It is very unlikely you will be able to commission the developers to release an update immediately when you discover a bug, so you must mitigate the situation yourself. There are multiple approaches when users encounter a bug in open source software, including:
- Try another version, which often requires accompanying libraries to be updated
- Try on another server, perhaps a different Linux distro
- Try to compile your own version from the latest official release
- Continue searching Google, hoping that someone with the same problem has found a solution already
There are certainly more issues than “bug which cannot be worked around,” but let’s stick with that support issue at the moment.
With open source software, support usually involves some challenging problems. That is not to say that commercial software users are somehow less sophisticated, nor that commercial software is more stable. Software that comes bundled as a complete solution, for example with its own version of the JRE, does tend to run more reliably. It’s just one less thing to go wrong, if for example the admins decide to update the distribution’s supported JRE. There will always be other compatibility issues to deal with, but both closed and open source software distributors can work around the most common pain points by including as much as possible with their product.
Many people disagree with that philosophy. This “including glue” idea tends to prevail in the commercial industry, but open source (community-only kinds) tend to rely on the Linux distributions to get the dependencies correct. This has opened a market for the software support companies.
Matt Asay of news.com points out that the support lines for closed-source software get used quite differently than those in the open source business. In short, closed source customers tend to heavily use support channels during the installation and setup phase of a software deployment, whereas open source support is more heavily used to request features, report bugs, and customize the application for better integration. Some may say this sounds like the open source customers enjoy tinkering and are shoehorning software where it does not belong. While this is the case in some circumstances, it’s more the exception than the rule. It is true that open source software tends to be more versatile, and customers do find very interesting ways of applying the technologies.
The true need for open source software support, therefore, is reliability.

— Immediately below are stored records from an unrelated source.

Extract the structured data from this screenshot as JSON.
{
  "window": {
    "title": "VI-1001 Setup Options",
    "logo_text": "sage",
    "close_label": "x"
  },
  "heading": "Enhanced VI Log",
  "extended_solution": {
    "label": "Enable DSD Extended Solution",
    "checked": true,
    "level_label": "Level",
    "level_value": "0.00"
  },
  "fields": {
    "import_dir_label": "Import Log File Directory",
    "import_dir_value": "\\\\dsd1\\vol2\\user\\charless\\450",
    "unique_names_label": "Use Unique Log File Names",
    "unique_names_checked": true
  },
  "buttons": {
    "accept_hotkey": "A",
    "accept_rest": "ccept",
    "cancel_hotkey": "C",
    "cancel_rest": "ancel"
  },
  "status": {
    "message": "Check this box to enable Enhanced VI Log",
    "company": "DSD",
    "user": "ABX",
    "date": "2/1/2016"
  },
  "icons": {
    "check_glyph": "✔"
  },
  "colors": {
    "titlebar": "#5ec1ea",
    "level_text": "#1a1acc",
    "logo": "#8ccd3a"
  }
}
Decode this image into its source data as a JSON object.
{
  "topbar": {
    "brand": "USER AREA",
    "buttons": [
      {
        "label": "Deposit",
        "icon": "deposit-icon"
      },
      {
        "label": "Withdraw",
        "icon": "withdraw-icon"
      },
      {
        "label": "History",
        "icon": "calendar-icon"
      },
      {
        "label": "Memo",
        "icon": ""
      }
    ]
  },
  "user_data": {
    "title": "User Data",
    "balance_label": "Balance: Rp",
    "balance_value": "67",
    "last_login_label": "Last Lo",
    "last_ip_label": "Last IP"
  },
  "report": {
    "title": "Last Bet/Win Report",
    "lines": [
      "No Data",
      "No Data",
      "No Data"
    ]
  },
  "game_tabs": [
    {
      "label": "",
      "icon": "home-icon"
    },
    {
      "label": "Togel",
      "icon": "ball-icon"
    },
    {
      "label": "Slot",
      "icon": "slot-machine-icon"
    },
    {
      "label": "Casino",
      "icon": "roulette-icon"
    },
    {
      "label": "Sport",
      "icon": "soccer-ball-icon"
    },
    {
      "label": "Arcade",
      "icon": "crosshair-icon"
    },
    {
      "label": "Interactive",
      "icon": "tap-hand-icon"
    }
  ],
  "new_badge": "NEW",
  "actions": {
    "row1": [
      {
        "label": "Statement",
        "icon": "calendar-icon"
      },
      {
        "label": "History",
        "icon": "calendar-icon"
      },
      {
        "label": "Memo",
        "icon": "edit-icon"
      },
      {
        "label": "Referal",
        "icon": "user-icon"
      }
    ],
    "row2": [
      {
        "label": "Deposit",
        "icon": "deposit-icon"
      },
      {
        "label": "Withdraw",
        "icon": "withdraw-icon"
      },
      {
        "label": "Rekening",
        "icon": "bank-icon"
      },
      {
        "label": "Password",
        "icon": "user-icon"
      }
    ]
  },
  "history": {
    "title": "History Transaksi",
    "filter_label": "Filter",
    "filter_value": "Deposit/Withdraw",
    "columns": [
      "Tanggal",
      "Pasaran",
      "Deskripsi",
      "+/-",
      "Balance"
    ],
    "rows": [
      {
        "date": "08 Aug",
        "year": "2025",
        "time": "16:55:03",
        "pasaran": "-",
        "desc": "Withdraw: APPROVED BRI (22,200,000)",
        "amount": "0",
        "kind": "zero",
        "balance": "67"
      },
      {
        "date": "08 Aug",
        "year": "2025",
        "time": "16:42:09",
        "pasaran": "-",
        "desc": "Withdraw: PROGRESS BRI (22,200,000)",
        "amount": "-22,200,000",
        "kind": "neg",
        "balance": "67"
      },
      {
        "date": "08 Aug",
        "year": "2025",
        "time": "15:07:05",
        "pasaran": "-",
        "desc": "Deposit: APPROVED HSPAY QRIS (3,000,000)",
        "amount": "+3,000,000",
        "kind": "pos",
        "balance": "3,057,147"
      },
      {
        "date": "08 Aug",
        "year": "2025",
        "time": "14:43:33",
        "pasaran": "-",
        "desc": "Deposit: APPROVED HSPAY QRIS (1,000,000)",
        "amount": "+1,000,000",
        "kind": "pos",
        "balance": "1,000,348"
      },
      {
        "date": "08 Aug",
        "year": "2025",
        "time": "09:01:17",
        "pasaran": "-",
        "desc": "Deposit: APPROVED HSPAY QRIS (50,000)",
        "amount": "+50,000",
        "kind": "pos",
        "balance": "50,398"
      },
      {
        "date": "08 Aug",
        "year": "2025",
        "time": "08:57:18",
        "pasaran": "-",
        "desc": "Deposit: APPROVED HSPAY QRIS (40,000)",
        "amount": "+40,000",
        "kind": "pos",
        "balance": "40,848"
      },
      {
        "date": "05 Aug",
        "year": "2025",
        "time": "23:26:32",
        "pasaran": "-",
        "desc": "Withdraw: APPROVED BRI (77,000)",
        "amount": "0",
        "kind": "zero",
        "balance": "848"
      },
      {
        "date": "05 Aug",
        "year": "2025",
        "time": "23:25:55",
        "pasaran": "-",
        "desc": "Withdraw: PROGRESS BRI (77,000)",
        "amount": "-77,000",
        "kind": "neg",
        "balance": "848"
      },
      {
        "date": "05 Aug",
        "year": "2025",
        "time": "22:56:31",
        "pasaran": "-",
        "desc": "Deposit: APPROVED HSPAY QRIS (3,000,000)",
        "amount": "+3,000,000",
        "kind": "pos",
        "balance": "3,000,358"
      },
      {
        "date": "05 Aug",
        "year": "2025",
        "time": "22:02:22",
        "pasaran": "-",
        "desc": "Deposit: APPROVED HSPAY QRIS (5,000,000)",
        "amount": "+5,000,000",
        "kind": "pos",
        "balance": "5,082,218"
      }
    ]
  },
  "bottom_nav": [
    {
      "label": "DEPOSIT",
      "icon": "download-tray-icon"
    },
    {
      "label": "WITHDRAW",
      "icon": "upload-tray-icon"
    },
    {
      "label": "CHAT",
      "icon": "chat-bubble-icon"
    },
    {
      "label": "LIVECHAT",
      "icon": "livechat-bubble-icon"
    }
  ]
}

Integration, scaling, customization, bugs, etc are all important support needs, but when it comes down to it, the key concern is reliability. Companies need to know that seemingly unrelated changes will not affect their production services. They need to be able to point fingers and find resolutions quickly, without relying on their own overworked staff to provide elaborate mitigation strategies.
Therein lays the niche. A few companies have dedicated themselves to providing solutions to common problems. Taking it one step beyond Red Hat Enterprise Linux, as the easy example, these companies support specific software stacks. This enables them to focus on the intermingled reliance a few pieces of software have in common, rather than dealing with an entire operating system. As an example, not an attempted comprehensive list, both SourceLabs and OpenLogic have adopted this business model.
SourceLabs provides an open source Java middleware platform, called SASH. It includes Spring, Axis, Struts, Hibernate and Tomcat, with accompanying support. Relevant patches and dependencies are provided in a guaranteed-to-work package. SourceLabs offers support and frequent tested and certified updates for their SASH framework. This is a wonderful example of the packaged solution, which may otherwise be tricky to maintain should you choose to go it alone.
OpenLogic on the other hand, supports a LAMP stack, development tools, Java services, and tons of other applications. Their model is more akin to what most of us think about when talking about “support.” OpenLogic provides 24×7 call centers, which can assist you with any related issues. They also offer Developer Support, which is essentially consulting and best practices tutoring. Finally, OpenLogic also provides hundreds of certified and tested open source package that you can install safe in the knowledge that support isn’t far away.
Open source software is no longer the journey into the unknown it used to be. The main Linux distributions have become much better in the last decade, and the mission critical applications can be backed via numerous support options. Issues with open source adoption remain, but the two mentioned companies can address most concerns easily, so be sure not to dismiss open source software too quickly: you’ll be missing out.